Answering a question from The Drum’s trends editor Rebecca Stewart on what some of the biggest changes will be for B2B marketing in 2021, Microsoft’s managing director for UK sales Ravleen Beeston replied: “With more people obviously at home, further growth is inevitable in the online space. However, it might come from less traditional places, so we need to adapt and keep a proactive eye out to keep track on where it’s shifting to. We also need to prepare for the [B2B] market to completely switch up again in 2022.”
Beeston also warned that B2B brands could no longer afford to look at “brand purpose” as something merely to work on. Rather, it’s something that needs to be implemented right now. “The pandemic is putting brand purpose to its true test and forcing brands to back up personal words with action,” she said. “Whether it is B2B or B2C, consumers have high expectations for the businesses they connect with. Brand purpose can’t solely come out of the marketing department and has to be something that sits at the core of business discussions.”
“B2B firms need to be asking themselves: Why do we exist?” Beeston continued. “How do we positively contribute to environmental or societal progress? Is our supply chain ethical? In the age of COVID-19 consumers want to know the companies they are investing in really care [about these things]. Having a clear brand purpose will also become more and more important when it comes to acquiring the best new talent too.”
David Silke, chief marketing office at the telecoms giant, Mitel, used his appearance on the panel to urge B2B brands to find a way to be “agile” and invest in areas that are providing solutions that will help society through this dark period. “You need to adapt and be agile,” he explained.
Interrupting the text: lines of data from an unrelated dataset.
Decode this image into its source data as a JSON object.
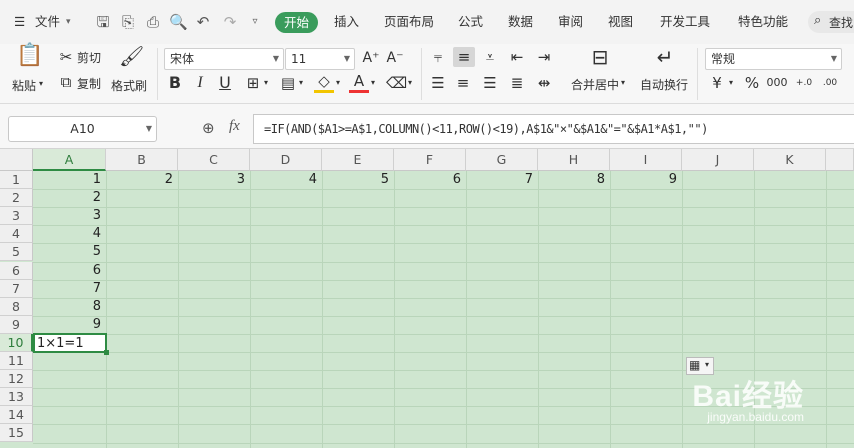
{
  "menubar": {
    "file_label": "文件",
    "tabs": [
      "开始",
      "插入",
      "页面布局",
      "公式",
      "数据",
      "审阅",
      "视图",
      "开发工具",
      "特色功能"
    ],
    "search_label": "查找"
  },
  "ribbon": {
    "paste": "粘贴",
    "cut": "剪切",
    "copy": "复制",
    "format_painter": "格式刷",
    "font_name": "宋体",
    "font_size": "11",
    "merge_center": "合并居中",
    "wrap_text": "自动换行",
    "number_format": "常规",
    "currency_symbol": "¥",
    "percent_symbol": "%",
    "thousands_symbol": "000",
    "increase_decimal": "+.0",
    "decrease_decimal": ".00",
    "bold": "B",
    "italic": "I",
    "underline": "U",
    "font_color_letter": "A",
    "grow_font": "A⁺",
    "shrink_font": "A⁻"
  },
  "formula_bar": {
    "name_box": "A10",
    "fx": "fx",
    "formula": "=IF(AND($A1>=A$1,COLUMN()<11,ROW()<19),A$1&\"×\"&$A1&\"=\"&$A1*A$1,\"\")"
  },
  "sheet": {
    "columns": [
      "A",
      "B",
      "C",
      "D",
      "E",
      "F",
      "G",
      "H",
      "I",
      "J",
      "K"
    ],
    "rows": [
      "1",
      "2",
      "3",
      "4",
      "5",
      "6",
      "7",
      "8",
      "9",
      "10",
      "11",
      "12",
      "13",
      "14",
      "15"
    ],
    "row1_values": [
      "1",
      "2",
      "3",
      "4",
      "5",
      "6",
      "7",
      "8",
      "9"
    ],
    "col_a_values": [
      "2",
      "3",
      "4",
      "5",
      "6",
      "7",
      "8",
      "9"
    ],
    "active_cell_value": "1×1=1"
  },
  "watermark": {
    "brand": "Bai经验",
    "url": "jingyan.baidu.com"
  },
  "colors": {
    "accent": "#3a9c5c",
    "grid_bg": "#cfe6d0",
    "active_border": "#2e8b43"
  }
}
“For example, at Mitel we’ve created handsets that are resistant to COVID-19 infections and ushered in much more of a hybrid workspace,” Silke said. “A lot of the growth right now is in people working remotely and moving to this completely contactless society so considering automation or deeper artificial intelligence during interactions will also be massively important in the B2B space. You need to be open minded and always on the lookout for different pockets.”
Toni Clayton-Hine, chief marketing officer for EY Americas agreed with Silke’s assessment, but added that B2B companies need to demonstrate compassion for their workforces. “It is important you consider the mental health of your workers. This pandemic has really taken its toll so the way we provide support for both our consumers and employees must reflect that. It’s about targeting them at the right moment and realising things are tough.”
Clayton-Hine added: “We need to think about how we tell the story more as marketers in the B2B space. What we do can be less cold and less specific to the B2B environment, and there can be more of a human conversation. We can steal from the B2C world more, especially with our consumers having more time in front of their computer to focus on those exchanges emotionally. I’m looking for the ad agencies I work with to make sure we keep honest.”
Getting the last word, Microsoft’s Beeston stressed the need for ongoing empathy. She concluded: “I think B2B marketers need to put themselves in the shoes of their partners and try to really understand what their needs and expectations are. If you nail that then you will take B2B to a place where it can accelerate growth.”
For more from Microsoft, Mitel and EY on the year ahead in B2B marketing you can watch the full video above. To find out more on all the sessions that took place in The Drum and Stein IAS’ #B2BWorldFest visit here.